#### Task statement
Retyping the records exactly, down to the last line, is the whole job.

#### Entries provided
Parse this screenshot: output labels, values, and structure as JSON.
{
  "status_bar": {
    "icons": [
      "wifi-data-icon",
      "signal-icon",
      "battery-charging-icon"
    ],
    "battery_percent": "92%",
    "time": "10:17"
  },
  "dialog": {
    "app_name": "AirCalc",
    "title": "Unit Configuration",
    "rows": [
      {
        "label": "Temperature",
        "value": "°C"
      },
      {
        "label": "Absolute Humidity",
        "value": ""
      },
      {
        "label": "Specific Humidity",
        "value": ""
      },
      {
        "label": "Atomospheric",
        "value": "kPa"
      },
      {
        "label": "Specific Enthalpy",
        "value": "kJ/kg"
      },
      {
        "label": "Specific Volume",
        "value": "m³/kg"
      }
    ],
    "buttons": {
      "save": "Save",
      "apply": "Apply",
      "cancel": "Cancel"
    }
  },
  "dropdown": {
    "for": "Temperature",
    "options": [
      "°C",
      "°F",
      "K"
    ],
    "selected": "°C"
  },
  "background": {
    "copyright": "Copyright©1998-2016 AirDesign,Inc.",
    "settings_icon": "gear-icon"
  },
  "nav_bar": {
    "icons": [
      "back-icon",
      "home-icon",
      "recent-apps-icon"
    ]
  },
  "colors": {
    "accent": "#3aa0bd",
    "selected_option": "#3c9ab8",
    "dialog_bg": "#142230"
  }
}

#### Solution
Parse this screenshot: output labels, values, and structure as JSON.
{
  "status_bar": {
    "icons": [
      "wifi-data-icon",
      "signal-icon",
      "battery-charging-icon"
    ],
    "battery_percent": "92%",
    "time": "10:17"
  },
  "dialog": {
    "app_name": "AirCalc",
    "title": "Unit Configuration",
    "rows": [
      {
        "label": "Temperature",
        "value": "°C"
      },
      {
        "label": "Absolute Humidity",
        "value": ""
      },
      {
        "label": "Specific Humidity",
        "value": ""
      },
      {
        "label": "Atomospheric",
        "value": "kPa"
      },
      {
        "label": "Specific Enthalpy",
        "value": "kJ/kg"
      },
      {
        "label": "Specific Volume",
        "value": "m³/kg"
      }
    ],
    "buttons": {
      "save": "Save",
      "apply": "Apply",
      "cancel": "Cancel"
    }
  },
  "dropdown": {
    "for": "Temperature",
    "options": [
      "°C",
      "°F",
      "K"
    ],
    "selected": "°C"
  },
  "background": {
    "copyright": "Copyright©1998-2016 AirDesign,Inc.",
    "settings_icon": "gear-icon"
  },
  "nav_bar": {
    "icons": [
      "back-icon",
      "home-icon",
      "recent-apps-icon"
    ]
  },
  "colors": {
    "accent": "#3aa0bd",
    "selected_option": "#3c9ab8",
    "dialog_bg": "#142230"
  }
}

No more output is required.